TASK DESCRIPTION:
Check each line of the entries below for the word "icon", and copy the lines that have it.

TASK DATA:
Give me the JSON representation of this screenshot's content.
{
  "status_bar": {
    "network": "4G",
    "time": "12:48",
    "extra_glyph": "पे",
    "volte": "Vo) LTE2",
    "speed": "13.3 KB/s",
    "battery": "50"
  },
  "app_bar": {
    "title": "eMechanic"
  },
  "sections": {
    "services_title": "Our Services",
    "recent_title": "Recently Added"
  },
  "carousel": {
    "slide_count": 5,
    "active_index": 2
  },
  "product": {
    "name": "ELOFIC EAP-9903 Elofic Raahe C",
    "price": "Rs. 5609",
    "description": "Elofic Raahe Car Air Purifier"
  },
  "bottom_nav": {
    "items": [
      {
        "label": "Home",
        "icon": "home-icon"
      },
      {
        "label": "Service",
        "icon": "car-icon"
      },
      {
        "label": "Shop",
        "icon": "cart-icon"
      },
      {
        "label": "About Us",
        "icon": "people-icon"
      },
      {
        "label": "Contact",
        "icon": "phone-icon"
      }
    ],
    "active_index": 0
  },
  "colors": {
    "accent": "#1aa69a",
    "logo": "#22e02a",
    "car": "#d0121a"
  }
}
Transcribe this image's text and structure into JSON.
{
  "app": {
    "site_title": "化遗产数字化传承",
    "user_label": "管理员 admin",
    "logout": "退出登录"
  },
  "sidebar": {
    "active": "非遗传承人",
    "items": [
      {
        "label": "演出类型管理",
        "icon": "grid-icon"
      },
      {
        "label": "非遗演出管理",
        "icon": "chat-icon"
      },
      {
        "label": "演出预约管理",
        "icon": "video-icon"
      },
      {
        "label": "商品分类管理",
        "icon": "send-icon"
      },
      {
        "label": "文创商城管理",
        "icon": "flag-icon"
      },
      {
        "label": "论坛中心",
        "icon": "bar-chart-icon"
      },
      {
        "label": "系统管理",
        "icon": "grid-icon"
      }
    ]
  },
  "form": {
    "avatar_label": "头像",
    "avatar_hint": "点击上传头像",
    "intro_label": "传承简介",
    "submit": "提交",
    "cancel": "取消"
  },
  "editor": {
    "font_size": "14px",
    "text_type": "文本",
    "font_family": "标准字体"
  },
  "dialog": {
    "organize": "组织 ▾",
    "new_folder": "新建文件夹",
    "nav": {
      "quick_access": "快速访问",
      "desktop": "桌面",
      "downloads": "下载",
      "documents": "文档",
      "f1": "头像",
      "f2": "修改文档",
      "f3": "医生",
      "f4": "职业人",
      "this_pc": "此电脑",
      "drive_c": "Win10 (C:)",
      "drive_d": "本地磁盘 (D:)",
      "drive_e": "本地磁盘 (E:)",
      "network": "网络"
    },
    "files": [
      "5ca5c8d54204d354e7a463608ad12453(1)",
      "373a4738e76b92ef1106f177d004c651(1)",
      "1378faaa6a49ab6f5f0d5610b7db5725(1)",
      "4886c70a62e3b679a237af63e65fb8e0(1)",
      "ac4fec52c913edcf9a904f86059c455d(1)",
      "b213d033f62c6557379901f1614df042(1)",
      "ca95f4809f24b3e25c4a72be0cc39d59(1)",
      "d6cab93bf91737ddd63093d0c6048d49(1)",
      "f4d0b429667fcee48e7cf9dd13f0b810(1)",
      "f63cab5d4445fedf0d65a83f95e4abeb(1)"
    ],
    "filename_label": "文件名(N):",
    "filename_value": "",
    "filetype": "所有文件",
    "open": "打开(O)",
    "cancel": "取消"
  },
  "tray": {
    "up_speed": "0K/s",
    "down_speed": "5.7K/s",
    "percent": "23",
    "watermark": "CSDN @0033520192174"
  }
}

RESPONSE TO THE EXERCISE:
        "icon": "home-icon"
        "icon": "car-icon"
        "icon": "cart-icon"
        "icon": "people-icon"
        "icon": "phone-icon"
        "icon": "grid-icon"
        "icon": "chat-icon"
        "icon": "video-icon"
        "icon": "send-icon"
        "icon": "flag-icon"
        "icon": "bar-chart-icon"
        "icon": "grid-icon"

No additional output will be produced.